It’s unfortunate that an organization like yours is hamstrung by litigation risk from adopting such a great product like Airtable.

Agreed… it sucks that it’s not airtable that’s on the hook and instead institutions and companies that chose to use or base their products on airtable, or other inaccessible tech. Hence why all entities should have “accessibility review” as part of their technology adoption/procurement processes.

Yes, that’s the curve.

When accessibility was new (15 years ago) almost no one took it into account when building their products. Generally those extant companies/products started taking this all seriously 5 to 10 years ago. However, it’s still not unheard of for startups to ignore accessibility while trying to prove their business model. Problem is that more and more large buyers ARE considering accessibility conformance. Hence, accessibility is becoming a business case. I’m part of a movement building accessibility review processes and tools for higher ed, where lawsuits are rampant (see the recent MIT/Harvard/California Community Colleges/California State University/etc. cases and settlements).
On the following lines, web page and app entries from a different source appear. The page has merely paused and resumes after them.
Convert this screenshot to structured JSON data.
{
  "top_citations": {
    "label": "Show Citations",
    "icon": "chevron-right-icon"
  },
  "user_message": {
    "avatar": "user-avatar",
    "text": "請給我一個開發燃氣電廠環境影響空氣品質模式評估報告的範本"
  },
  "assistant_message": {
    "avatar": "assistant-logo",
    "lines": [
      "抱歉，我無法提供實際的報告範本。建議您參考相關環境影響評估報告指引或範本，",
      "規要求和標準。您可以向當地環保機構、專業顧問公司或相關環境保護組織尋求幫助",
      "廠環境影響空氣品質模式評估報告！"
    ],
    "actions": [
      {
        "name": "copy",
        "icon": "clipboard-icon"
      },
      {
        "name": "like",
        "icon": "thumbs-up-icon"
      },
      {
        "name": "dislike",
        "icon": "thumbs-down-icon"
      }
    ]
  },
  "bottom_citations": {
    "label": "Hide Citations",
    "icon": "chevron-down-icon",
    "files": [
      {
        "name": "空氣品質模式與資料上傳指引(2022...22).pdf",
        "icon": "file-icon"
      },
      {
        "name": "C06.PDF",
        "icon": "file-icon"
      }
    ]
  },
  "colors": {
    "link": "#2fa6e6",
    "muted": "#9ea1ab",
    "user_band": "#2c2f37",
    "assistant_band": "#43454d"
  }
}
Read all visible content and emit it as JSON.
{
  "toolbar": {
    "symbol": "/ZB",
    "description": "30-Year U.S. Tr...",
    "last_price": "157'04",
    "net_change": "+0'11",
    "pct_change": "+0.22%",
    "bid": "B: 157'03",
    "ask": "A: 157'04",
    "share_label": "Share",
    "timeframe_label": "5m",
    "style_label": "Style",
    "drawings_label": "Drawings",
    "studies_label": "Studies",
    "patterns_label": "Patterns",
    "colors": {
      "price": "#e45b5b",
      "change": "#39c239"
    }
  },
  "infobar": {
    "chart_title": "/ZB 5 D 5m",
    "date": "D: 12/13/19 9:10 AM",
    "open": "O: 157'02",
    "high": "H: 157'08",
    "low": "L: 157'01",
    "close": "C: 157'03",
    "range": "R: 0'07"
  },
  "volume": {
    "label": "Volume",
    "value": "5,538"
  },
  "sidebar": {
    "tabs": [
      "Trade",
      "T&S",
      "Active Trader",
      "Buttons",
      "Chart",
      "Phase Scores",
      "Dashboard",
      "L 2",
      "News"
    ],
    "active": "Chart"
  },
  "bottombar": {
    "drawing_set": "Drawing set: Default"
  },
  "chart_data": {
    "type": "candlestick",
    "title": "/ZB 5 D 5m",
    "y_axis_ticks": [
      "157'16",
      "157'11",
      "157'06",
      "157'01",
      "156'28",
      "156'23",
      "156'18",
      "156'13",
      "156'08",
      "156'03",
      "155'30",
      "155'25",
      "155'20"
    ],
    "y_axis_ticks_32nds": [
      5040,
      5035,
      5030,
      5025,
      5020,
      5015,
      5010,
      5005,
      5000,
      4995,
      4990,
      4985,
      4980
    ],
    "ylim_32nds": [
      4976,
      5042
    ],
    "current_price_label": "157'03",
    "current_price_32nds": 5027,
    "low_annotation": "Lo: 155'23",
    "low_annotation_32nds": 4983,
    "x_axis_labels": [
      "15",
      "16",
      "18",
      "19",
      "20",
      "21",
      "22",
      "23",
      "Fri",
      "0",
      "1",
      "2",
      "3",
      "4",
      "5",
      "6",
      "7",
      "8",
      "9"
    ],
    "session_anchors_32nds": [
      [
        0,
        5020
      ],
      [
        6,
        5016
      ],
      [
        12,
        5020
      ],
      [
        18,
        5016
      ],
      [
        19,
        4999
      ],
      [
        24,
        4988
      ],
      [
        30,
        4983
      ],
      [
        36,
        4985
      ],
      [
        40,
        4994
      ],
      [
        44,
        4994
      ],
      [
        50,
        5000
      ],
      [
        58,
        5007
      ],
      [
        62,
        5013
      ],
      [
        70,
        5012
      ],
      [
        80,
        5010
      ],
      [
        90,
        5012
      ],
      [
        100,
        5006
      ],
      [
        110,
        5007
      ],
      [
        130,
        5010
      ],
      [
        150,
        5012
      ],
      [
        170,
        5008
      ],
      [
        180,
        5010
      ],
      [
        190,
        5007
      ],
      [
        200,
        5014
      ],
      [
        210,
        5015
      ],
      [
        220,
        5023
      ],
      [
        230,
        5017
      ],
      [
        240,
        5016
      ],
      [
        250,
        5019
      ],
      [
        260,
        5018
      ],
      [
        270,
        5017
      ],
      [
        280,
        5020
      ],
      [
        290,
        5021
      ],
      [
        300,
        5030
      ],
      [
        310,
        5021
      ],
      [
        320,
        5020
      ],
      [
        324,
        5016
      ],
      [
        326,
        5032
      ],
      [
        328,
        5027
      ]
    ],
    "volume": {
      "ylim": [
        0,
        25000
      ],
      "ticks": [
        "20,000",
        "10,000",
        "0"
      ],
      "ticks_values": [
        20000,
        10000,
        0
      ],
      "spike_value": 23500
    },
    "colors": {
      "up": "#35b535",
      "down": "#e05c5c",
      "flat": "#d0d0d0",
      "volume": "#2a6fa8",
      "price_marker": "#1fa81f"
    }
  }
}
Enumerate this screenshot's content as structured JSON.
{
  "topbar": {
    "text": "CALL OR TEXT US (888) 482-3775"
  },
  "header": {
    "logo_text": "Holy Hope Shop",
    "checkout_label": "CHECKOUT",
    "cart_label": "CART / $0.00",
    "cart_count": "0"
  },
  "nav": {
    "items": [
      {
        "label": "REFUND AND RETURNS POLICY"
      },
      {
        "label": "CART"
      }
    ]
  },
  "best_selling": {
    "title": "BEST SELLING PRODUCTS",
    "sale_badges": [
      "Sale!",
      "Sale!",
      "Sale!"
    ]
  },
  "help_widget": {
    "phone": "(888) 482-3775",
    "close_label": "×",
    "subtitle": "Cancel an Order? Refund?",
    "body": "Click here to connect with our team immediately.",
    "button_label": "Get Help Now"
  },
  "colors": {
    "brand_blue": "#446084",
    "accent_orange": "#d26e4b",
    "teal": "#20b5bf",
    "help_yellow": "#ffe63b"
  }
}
There will likely NEVER be a product that 100% PREVENTS a content creator from doing something inaccessible. That should not be on the product manufacturer if they have given the content creator the tools to make their output accessible. For example when Word/Excel didn’t provide the option for graphics alternate text, it was on Microsoft. Now that the feature is there, any inaccessible document, due to lack of alternate text, is on the content creator - especially since Office also provides a built-in accessibility checker.

You’re raising a false dichotomy fallacy. Yes, I agree that it’s hard to have a 100% accessible product. But you can say the same thing about information security. It is IMPOSSIBLE to have a 100% secure information technology product. Every additional “9” increase, e.g., 99.99999%., after a certain point, doubles the cost. However, there are vast resources spent on information security, plenty of government and industry standards, and no one questions their value or the value of getting as close as possible.

No one is paying huge settlements for failing to meet esoteric AAA level standards. They are in trouble for the BASICS, lack of keyboard accessibility, lack of alt-text, lack of captioning, lack of structure/navigation tags, bad-contrast, etc.

dbase, like the PC revolution itself, and airtable (if you’re saying its adoption in enterprises is similar) are examples of niche markets that went viral because of their perceived business value. Paradigm shifts usually comes from OUTSIDE the mainstream, in this case, Enterprise IT. The problems arise when those products then move into enterprise level processes where they introduce information security, reliability, availability, capacity, and accessibility., risks. Businesses have to weigh the value of such innovations while maintaining adequate controls to protect themselves and their stakeholders.

The risk we manage is not just to us financially/legally, but to real people with disabilities who end up being excluded from educational opportunities because someone built and made available, often for free, an “attractive nuisance” that some faculty member, unwitting of the issues, adopts for their course.

I work with A LOT of manufacturers of IT products. Airtable’s response was at the lower end of the curve of responsibility for, and interest in, accessibility. It reminds me of a lot of companies I worked with 10 years ago. If they were more responsive and committed we would probably allow some use of it, assuming that improvements would be forthcoming. But the low level of compliance and their attitude doesn’t let us do that.

Lastly, I recently got a call from a company, that I had pushed on accessibility a few years ago. They called to thank me because their primary market was higher ed, they hadn’t really understood the important of accessibility, and after I pushed them, they started getting more and more demands for accessibility - which they wouldn’t have been prepared to meet if I hadn’t pushed them. They were thanking me for helping their business outcomes. That was cool.

This topic was automatically closed 91 days after the last reply. New replies are no longer allowed.